Followers surround the imam, listening eagerly to what he has to tell the foreigners. An interpreter translates from Uighur into Chinese, followed by another translation into English.

There is no need for the Beijing officials to contradict or interfere. Not a single unwise word comes from the imam.

“Yes, we Uighurs are free to worship our own religion, and everyone here has already been on a pilgrimage to Mecca.

“No, not a single Muslim is imprisoned because of his beliefs. Anyone imprisoned has violated the law, and the terrorists are a handful of hooligans — enemies of Islam and China.”

The Uighur preacher shifts into a more comfortable position when asked where all the mosques have gone. There were many more in the old days, but then, he explains, there were no sound systems to raise the level of the call to prayer.

He also dismissed the idea that courses in Chinese for Uighur leaders are used for political indoctrination. Instead, he says, they are meant to increase knowledge of the law.

But the imam offers no comment on the killings earlier this year and the reports of intimidation.

Under guise of terror

Not long ago, a similar “press conference” would have been impossible. Reports of attacks never reached the outside world and were covered up in Beijing. The big Uighur uprising of 1997 became a regional and national secret.

The September 11 attacks appeared to be a gift for the central government in Beijing, which stepped up its own campaign against Uighur nationalism and gave China a place in the global battle against terrorism. Human rights groups, however, accuse Beijing of terrorizing the people of Xinjiang.

Sadness covers the whole region, including in Urumqi, a day’s travel from Kucha. Repression seems worse here. The call to prayer is not given on loudspeakers and only heard within the inner court. And officials and civil servants are prohibited from participating.

Two months ago, police troops eradicated a purported terrorist camp of the East Turkistan Islamic Movement (ETIM), killing 18 rebels said to be linked to al Qaeda. Seventeen others were arrested and detained. Three years ago, Beijing persuaded Washington to recognize the ETIM as a global terrorist threat.

Unfortunate events along the historic Silk Road are rarely reported in Beijing, where there is much news about investing billions in the construction of pipelines, railroad tracks and highways in China’s territory in Central Asia.

Gas and oil have been discovered here, creating a need to build a transportation network that can move the fuel to the east, where the real economic action takes place. The idea of improving this impoverished and backward region by permitting a free, market economy is not mentioned.

The gap between rich and the poor has widened, despite the fact that since the 1950s, nearly 50 percent more Han Chinese have moved to Xinjiang. The first group to go down the poverty ladder are the Uighurs.

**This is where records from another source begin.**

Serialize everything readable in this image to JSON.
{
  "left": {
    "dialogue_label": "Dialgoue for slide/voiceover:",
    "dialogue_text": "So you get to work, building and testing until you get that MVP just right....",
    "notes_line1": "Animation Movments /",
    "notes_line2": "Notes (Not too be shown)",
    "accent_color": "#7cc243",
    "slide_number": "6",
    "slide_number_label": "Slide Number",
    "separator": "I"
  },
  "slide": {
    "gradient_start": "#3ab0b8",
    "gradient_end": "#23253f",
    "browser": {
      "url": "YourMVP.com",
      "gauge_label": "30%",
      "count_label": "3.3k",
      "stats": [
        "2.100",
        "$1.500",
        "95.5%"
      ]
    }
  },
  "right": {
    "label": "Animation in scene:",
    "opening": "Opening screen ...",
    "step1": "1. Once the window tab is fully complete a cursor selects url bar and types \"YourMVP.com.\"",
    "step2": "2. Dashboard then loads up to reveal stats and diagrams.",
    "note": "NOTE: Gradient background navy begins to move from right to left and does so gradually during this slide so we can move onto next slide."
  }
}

As a result, no one lacking Chinese government identification is free from serious questioning. Xinjiang natives do not go out at night, and traffic lights seldom work.

In Beijing, a human-rights worker of Uighur descent said of China’s rule in Xinjiang: “They rob the local people of their existence. That is not good.”

Copyright © 2022 The Washington Times, LLC. Click here for reprint permission.

Please read our comment policy before commenting.

Click to Read More and View Comments

Click to Hide